• _Work task_
Print the data that follows exactly.

• _Entries provided_
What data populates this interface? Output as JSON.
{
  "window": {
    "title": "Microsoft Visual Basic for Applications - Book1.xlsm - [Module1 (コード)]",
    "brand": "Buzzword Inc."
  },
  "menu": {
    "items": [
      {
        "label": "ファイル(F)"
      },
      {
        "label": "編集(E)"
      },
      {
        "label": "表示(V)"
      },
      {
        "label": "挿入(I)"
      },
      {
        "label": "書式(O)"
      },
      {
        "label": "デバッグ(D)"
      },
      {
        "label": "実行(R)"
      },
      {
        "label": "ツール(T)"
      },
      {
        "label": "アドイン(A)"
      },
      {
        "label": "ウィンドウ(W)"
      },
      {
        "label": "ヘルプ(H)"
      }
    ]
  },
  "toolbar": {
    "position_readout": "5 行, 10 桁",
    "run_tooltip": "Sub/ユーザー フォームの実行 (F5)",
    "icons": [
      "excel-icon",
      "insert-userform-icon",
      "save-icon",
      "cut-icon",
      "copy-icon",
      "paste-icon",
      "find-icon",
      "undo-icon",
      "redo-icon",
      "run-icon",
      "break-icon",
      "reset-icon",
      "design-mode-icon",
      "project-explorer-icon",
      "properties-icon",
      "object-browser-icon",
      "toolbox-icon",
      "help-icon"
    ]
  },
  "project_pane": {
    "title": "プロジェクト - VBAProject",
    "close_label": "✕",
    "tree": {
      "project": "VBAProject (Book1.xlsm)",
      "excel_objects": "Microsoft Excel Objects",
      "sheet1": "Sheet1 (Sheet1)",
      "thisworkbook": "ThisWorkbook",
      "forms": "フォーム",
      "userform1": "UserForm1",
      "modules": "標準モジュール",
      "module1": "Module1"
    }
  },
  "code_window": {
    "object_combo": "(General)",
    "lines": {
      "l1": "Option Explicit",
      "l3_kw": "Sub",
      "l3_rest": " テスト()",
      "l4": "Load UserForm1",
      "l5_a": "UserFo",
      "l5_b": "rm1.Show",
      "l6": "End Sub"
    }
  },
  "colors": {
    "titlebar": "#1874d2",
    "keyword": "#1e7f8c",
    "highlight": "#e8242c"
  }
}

• _Your solution_
What data populates this interface? Output as JSON.
{
  "window": {
    "title": "Microsoft Visual Basic for Applications - Book1.xlsm - [Module1 (コード)]",
    "brand": "Buzzword Inc."
  },
  "menu": {
    "items": [
      {
        "label": "ファイル(F)"
      },
      {
        "label": "編集(E)"
      },
      {
        "label": "表示(V)"
      },
      {
        "label": "挿入(I)"
      },
      {
        "label": "書式(O)"
      },
      {
        "label": "デバッグ(D)"
      },
      {
        "label": "実行(R)"
      },
      {
        "label": "ツール(T)"
      },
      {
        "label": "アドイン(A)"
      },
      {
        "label": "ウィンドウ(W)"
      },
      {
        "label": "ヘルプ(H)"
      }
    ]
  },
  "toolbar": {
    "position_readout": "5 行, 10 桁",
    "run_tooltip": "Sub/ユーザー フォームの実行 (F5)",
    "icons": [
      "excel-icon",
      "insert-userform-icon",
      "save-icon",
      "cut-icon",
      "copy-icon",
      "paste-icon",
      "find-icon",
      "undo-icon",
      "redo-icon",
      "run-icon",
      "break-icon",
      "reset-icon",
      "design-mode-icon",
      "project-explorer-icon",
      "properties-icon",
      "object-browser-icon",
      "toolbox-icon",
      "help-icon"
    ]
  },
  "project_pane": {
    "title": "プロジェクト - VBAProject",
    "close_label": "✕",
    "tree": {
      "project": "VBAProject (Book1.xlsm)",
      "excel_objects": "Microsoft Excel Objects",
      "sheet1": "Sheet1 (Sheet1)",
      "thisworkbook": "ThisWorkbook",
      "forms": "フォーム",
      "userform1": "UserForm1",
      "modules": "標準モジュール",
      "module1": "Module1"
    }
  },
  "code_window": {
    "object_combo": "(General)",
    "lines": {
      "l1": "Option Explicit",
      "l3_kw": "Sub",
      "l3_rest": " テスト()",
      "l4": "Load UserForm1",
      "l5_a": "UserFo",
      "l5_b": "rm1.Show",
      "l6": "End Sub"
    }
  },
  "colors": {
    "titlebar": "#1874d2",
    "keyword": "#1e7f8c",
    "highlight": "#e8242c"
  }
}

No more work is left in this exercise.